Background: Stroke risk factors overlap with chronic diseases, such as hypertension, diabetes and lifestyle choices that compound cardiovascular risk, such as smoking, diet, and inactivity. We previously validated the Self-management TO Prevent (STOP) Stroke Program at our VA facility to improve Veterans access to preventive care and lifestyle modification/self-care therapies. We found travel distance to be the most significant barrier to dissemination of this intervention. Novel approaches to implementation within community-based settings to reach rural Veterans are needed. Objectives: The overall objective of the proposed pilot project is to determine if a video teleconference delivery model for the STOP Stroke Program (V-STOP) is a feasible strategy to improve access to self-management education and specialty care for rural Veterans.
Specific aims are to: (1) determine system/patient/provider barriers and facilitators to implementing V- STOP (2) describe the effects of V-STOP on access, acceptability, patients' knowledge about stroke risk and self-management behaviors, self-efficacy, and quality of life (QOL), and (3) determine effect sizes and measurement strategies for a future randomized clinical trial. Methods: A formative evaluation of V-STOP outcomes and implementation will be completed using a pilot, open trial design. Focus groups, survey, and pre/post test methods will be utilized to identify factors associated with feasibility and effectiveness of implementation. A sample of (N=30) Veterans with a history of stroke or with multiple stroke risk factors will be recruited from two CBOCs in VISN 16 in a two-phase study. During phase 1, (n = 10) Veterans will be recruited equally from both CBOC sites to participate in V-STOP as currently designed. After completion of the intervention, focus groups will be conducted with V-STOP participants and CBOC clinicians will be surveyed using an investigator developed questionnaire. Direct content analysis will identify system, patient, and provider barriers and facilitators to V-STOP implementation. The V-STOP program will be refined based on this feedback. During phase 2, (n = 20) Veterans will be recruited equally from both sites to participate in the refined V-STOP program. Implementation of the intervention will be determined from program attendance, completion rates, and distance traveled for services. Acceptability will be assessed from satisfaction surveys. Pre/post test measures will be applied to describe the effectiveness of V- STOP on patients' self-management skills, stroke risk knowledge, self-efficacy, and QOL. We will report descriptive statistics on the scores and change in each patient's score from baseline, 12 and 18 weeks. With these data from 20 participants, we may consider using the non- parametric alternative to the paired t-test to determine if the scores at baseline differed significantly from the scores at 12 and 18 weeks. We will also determine measurement strategies and sample sizes for a larger comparative effectiveness trial.
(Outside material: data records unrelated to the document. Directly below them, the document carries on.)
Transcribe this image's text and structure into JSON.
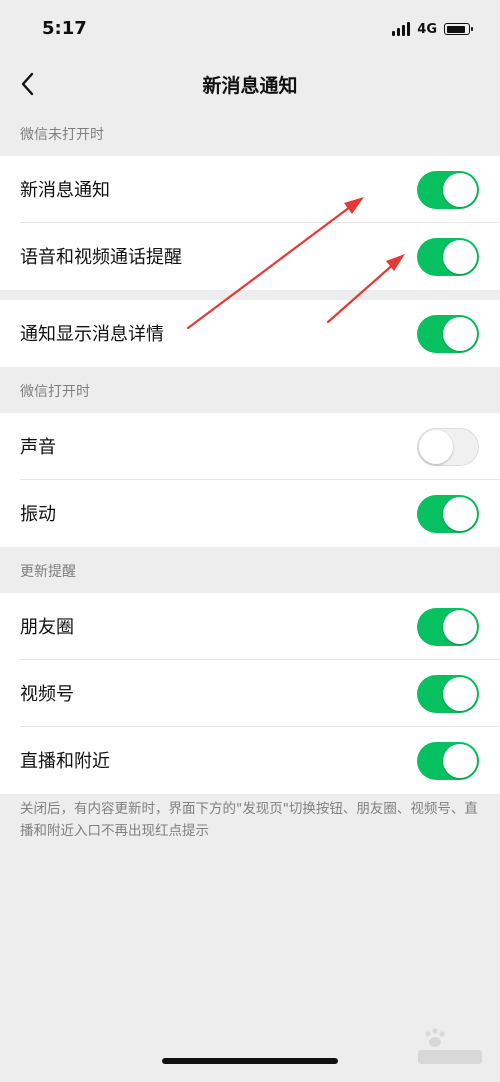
{
  "status_bar": {
    "time": "5:17",
    "network": "4G",
    "battery_level_pct": 90
  },
  "nav": {
    "title": "新消息通知",
    "back_icon": "chevron-left-icon"
  },
  "sections": [
    {
      "header": "微信未打开时"
    },
    {
      "header": "微信打开时"
    },
    {
      "header": "更新提醒"
    }
  ],
  "rows": [
    {
      "label": "新消息通知",
      "on": true
    },
    {
      "label": "语音和视频通话提醒",
      "on": true
    },
    {
      "label": "通知显示消息详情",
      "on": true
    },
    {
      "label": "声音",
      "on": false
    },
    {
      "label": "振动",
      "on": true
    },
    {
      "label": "朋友圈",
      "on": true
    },
    {
      "label": "视频号",
      "on": true
    },
    {
      "label": "直播和附近",
      "on": true
    }
  ],
  "footnote": "关闭后，有内容更新时，界面下方的\"发现页\"切换按钮、朋友圈、视频号、直播和附近入口不再出现红点提示",
  "colors": {
    "toggle_on": "#07c160",
    "toggle_off": "#f0f0f0",
    "background": "#ededed",
    "annotation_arrow": "#e53935"
  },
  "watermark_icon": "baidu-jingyan-watermark-icon"
}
Self-management education has been identified as one key strategy to address the burden of chronic disease to help Veterans manage their health conditions more effectively. Improving access to care via telehealth is a VHA strategic initiative. The use of video teleconference technology at local Community-Based Outpatient Clinics (CBOCs) for patient self-management education and for specialty clinic visits has the potential to enhance access to these types of care services for rural Veterans. If self-management education can be delivered effectively to CBOCs via video teleconferencing, this delivery model has the potential to increase accessibility of specialty programs to all Veterans. If this methodology proves to be a beneficial care delivery method for group self-management educations and specialty clinic care it could be expanded as a model for other risk reduction programs.